Work order: Every line below that contains the word "JSON" must be copied.

Provided records:
───
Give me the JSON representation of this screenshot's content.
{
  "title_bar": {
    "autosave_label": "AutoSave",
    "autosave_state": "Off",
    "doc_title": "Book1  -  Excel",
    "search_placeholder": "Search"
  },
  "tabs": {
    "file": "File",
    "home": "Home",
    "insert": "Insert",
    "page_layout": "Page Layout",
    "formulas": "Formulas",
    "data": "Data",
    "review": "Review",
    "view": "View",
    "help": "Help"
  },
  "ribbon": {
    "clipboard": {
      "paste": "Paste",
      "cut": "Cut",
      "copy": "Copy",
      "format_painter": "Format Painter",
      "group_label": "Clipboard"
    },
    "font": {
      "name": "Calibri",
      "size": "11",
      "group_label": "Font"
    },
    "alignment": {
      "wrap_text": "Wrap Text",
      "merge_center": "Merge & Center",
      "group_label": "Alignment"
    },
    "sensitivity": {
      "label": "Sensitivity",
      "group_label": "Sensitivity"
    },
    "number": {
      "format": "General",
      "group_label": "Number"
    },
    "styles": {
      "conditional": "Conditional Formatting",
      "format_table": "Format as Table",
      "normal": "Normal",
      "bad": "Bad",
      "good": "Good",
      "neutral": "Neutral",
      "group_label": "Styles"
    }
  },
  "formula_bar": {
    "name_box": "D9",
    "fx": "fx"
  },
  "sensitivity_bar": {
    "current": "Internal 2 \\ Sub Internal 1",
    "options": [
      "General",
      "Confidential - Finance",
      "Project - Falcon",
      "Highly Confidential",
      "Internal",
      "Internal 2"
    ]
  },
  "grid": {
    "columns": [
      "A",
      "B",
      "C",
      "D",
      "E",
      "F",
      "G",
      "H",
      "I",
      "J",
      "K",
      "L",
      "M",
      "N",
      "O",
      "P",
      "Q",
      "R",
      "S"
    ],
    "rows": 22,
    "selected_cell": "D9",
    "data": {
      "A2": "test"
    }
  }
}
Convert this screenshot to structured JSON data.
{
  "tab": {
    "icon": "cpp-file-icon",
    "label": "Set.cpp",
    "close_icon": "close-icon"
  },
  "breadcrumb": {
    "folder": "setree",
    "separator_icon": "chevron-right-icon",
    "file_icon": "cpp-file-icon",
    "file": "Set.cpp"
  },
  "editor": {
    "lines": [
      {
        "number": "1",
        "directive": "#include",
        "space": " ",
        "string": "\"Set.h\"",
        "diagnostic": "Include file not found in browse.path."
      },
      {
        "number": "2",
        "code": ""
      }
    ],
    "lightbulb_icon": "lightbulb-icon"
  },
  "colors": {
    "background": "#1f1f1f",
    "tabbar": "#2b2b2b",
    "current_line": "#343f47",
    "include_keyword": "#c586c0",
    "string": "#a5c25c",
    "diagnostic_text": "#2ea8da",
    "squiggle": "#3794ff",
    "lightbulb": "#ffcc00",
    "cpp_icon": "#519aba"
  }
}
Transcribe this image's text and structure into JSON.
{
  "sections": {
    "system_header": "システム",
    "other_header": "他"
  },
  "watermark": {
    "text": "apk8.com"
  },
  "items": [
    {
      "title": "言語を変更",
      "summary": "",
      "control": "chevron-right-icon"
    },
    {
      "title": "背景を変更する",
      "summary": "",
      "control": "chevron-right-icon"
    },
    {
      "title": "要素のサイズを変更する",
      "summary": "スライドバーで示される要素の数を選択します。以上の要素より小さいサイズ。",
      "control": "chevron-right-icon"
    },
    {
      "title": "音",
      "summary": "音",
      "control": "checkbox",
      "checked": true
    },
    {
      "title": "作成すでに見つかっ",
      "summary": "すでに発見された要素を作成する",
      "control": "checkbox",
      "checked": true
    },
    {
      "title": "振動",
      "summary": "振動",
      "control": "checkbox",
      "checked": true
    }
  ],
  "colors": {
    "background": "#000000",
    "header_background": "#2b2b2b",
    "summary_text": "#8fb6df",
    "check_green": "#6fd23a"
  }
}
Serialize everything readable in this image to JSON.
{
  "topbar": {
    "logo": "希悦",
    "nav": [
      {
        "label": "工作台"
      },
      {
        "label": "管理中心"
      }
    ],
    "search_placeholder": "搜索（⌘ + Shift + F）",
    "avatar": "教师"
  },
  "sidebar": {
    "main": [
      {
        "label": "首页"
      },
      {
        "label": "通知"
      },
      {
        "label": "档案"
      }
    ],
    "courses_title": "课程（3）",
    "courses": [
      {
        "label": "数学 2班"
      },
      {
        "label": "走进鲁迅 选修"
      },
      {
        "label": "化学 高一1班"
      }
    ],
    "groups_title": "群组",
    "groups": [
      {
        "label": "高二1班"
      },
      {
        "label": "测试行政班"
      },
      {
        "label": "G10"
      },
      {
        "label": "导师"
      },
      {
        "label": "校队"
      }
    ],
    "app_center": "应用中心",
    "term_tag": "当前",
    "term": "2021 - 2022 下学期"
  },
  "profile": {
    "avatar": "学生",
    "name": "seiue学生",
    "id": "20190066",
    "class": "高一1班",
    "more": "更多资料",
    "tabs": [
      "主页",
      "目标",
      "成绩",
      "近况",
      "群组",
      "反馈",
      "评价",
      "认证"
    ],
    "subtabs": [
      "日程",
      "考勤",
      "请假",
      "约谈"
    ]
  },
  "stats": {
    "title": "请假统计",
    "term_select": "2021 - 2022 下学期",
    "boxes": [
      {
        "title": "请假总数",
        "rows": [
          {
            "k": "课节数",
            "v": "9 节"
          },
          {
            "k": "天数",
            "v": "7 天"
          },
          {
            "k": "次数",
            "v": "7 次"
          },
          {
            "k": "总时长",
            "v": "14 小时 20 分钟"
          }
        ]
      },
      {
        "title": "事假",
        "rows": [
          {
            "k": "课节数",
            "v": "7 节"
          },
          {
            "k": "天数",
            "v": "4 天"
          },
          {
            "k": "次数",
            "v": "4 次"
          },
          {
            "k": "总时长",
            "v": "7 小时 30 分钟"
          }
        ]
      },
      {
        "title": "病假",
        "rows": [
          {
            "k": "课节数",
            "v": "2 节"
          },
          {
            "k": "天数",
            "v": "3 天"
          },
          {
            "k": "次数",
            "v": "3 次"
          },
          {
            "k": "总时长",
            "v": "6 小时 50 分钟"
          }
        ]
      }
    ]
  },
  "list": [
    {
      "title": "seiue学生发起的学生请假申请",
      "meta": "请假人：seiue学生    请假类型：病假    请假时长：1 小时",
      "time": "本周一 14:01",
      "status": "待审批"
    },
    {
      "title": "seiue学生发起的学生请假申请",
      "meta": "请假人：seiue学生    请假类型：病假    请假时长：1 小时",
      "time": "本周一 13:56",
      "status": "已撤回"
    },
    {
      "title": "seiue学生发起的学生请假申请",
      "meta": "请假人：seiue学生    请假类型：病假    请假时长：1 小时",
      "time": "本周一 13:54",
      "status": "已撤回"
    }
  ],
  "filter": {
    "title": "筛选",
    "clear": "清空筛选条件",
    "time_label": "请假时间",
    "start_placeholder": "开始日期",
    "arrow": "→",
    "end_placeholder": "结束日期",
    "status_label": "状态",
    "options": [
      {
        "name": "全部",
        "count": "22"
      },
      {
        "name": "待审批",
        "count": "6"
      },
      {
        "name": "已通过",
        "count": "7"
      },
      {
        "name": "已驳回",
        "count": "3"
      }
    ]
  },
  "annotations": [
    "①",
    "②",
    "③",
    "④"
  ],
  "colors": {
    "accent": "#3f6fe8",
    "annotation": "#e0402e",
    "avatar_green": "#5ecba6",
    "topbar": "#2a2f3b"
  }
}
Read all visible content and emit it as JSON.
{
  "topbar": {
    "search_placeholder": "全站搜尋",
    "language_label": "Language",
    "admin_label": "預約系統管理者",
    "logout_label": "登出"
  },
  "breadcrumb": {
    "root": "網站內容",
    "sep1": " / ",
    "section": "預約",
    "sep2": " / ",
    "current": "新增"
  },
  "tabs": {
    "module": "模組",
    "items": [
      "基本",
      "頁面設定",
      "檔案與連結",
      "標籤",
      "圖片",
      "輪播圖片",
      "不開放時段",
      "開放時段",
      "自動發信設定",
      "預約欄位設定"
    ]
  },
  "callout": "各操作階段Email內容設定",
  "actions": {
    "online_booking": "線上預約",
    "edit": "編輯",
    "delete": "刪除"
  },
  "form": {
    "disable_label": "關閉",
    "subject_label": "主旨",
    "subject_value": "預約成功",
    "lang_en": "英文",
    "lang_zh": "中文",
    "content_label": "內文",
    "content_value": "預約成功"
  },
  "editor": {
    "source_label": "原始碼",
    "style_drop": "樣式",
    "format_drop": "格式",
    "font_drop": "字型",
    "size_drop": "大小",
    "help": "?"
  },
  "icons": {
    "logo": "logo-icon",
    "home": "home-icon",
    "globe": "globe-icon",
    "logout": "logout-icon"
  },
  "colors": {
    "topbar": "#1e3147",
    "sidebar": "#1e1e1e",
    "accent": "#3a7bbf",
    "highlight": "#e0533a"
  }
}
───
Reply to the task:
Give me the JSON representation of this screenshot's content.
Convert this screenshot to structured JSON data.
Transcribe this image's text and structure into JSON.
Serialize everything readable in this image to JSON.
Read all visible content and emit it as JSON.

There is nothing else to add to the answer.